Task prompt: What you return should be the lines of the data containing "数据治理", each in full.

Top of Data supplied

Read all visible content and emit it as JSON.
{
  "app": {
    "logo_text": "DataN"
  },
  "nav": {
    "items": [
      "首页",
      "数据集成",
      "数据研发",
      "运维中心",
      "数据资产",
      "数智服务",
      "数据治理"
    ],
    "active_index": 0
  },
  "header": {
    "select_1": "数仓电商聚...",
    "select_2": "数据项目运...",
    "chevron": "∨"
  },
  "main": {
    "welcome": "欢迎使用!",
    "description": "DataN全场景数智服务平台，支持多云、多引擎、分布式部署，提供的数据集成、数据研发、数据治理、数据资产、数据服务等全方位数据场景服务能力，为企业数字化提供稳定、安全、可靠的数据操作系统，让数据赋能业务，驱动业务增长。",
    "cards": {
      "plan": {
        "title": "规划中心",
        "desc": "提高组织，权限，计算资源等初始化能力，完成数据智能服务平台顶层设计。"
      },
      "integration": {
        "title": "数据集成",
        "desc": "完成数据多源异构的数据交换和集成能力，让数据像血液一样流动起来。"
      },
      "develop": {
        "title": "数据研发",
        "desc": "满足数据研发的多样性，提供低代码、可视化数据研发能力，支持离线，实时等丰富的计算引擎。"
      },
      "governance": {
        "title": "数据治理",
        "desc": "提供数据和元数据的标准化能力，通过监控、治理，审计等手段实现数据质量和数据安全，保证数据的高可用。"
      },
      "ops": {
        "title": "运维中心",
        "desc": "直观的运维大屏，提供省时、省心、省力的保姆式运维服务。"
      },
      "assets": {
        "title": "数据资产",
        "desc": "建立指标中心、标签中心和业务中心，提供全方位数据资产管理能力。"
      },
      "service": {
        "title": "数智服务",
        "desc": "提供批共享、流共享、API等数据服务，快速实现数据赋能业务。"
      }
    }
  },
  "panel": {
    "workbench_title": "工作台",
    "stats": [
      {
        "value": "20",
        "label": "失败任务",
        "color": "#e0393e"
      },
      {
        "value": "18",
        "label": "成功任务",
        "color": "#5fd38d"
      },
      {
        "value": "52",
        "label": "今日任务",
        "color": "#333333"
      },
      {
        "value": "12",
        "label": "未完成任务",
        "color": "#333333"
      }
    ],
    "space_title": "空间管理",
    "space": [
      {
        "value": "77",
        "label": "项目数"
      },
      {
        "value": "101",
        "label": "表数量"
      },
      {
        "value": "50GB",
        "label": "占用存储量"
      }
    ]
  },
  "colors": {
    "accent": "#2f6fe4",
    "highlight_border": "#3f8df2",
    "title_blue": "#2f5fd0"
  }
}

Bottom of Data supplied

Problem solution:
      "数据治理"
    "description": "DataN全场景数智服务平台，支持多云、多引擎、分布式部署，提供的数据集成、数据研发、数据治理、数据资产、数据服务等全方位数据场景服务能力，为企业数字化提供稳定、安全、可靠的数据操作系统，让数据赋能业务，驱动业务增长。",
        "title": "数据治理",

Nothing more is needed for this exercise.